Delft, The Netherlands;
- 2019-11-08; in: "20th International Society for Music Information Retrieval Conference",

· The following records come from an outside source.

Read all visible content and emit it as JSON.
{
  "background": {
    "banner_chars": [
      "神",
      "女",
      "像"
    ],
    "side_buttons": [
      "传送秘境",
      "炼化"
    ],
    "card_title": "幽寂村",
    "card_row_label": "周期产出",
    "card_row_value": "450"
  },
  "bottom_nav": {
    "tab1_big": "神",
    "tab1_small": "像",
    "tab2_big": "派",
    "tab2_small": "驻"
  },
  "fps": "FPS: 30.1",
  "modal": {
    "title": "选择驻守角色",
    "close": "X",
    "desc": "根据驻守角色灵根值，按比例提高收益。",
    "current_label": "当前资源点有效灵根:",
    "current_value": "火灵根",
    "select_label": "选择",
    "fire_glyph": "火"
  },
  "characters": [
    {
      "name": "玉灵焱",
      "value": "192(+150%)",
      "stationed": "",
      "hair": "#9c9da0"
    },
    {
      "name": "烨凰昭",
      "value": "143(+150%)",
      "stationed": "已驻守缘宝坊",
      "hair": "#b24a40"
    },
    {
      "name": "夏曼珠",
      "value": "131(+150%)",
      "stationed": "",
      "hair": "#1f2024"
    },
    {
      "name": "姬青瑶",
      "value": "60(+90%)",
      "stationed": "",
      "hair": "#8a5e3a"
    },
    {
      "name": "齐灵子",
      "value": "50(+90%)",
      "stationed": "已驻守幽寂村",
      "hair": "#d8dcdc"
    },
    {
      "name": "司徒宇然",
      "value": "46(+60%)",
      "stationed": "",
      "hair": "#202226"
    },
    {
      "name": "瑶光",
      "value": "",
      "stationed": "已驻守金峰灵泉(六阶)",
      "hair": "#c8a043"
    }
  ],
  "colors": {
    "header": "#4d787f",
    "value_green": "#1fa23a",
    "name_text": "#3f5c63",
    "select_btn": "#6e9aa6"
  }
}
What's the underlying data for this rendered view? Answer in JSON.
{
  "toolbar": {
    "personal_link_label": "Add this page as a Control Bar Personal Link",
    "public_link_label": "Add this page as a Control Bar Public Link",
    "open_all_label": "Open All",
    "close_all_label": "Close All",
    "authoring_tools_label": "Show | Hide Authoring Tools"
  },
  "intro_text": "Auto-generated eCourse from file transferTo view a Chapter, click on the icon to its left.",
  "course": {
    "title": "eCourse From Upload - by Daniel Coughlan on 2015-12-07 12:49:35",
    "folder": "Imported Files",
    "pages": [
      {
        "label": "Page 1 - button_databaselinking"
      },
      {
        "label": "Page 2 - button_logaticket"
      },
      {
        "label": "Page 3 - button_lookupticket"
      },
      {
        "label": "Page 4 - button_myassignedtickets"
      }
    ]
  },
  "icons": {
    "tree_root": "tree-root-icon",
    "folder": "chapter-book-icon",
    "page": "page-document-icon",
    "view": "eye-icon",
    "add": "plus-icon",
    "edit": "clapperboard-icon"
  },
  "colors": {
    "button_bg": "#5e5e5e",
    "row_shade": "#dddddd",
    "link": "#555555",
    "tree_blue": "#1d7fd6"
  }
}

Optical Music Recognition (OMR) promises great benefits to Music Information Retrieval by reducing the costs of making sheet music available in a symbolic format. Recent advances in deep learning have turned typical OMR obstacles into clearly solvable problems, especially the stages that visually process the input image, such as staff line removal or detection of music-notation objects. However, merely detecting objects is not enough for retrieving the actual content, as music notation is a configurational writing system where the semantic of a primitive is defined by its relationship to other primitives. Thus, OMR systems must employ a notation assembly stage to infer such relationships among the detected objects. So far, this stage has been addressed by devising a set of predefined rules or grammars, which hardly generalize well. In this work, we formulate the notation assembly stage from a set of detected primitives as a machine learning problem. Our notation assembly is modeled as a graph that stores syntactic relationships among primitives, which allows us to capture the configuration of symbols in a music-notation document. Our results over the handwritten sheet music corpus MUSCIMA++ show 95.2% precision, 96.0% recall, and an F-score of 95.6% in establishing the correct syntactic relationships. When inferring relationships on data from a music object detector, the model achieves 93.2% precision, 91.5% recall and an F-score of 92.3%.
Optical Music Recognition, Deep Learning, Notation Graph Construction, Machine Learning
Electronic version of the publication:
Created from the Publication Database of the Vienna University of Technology.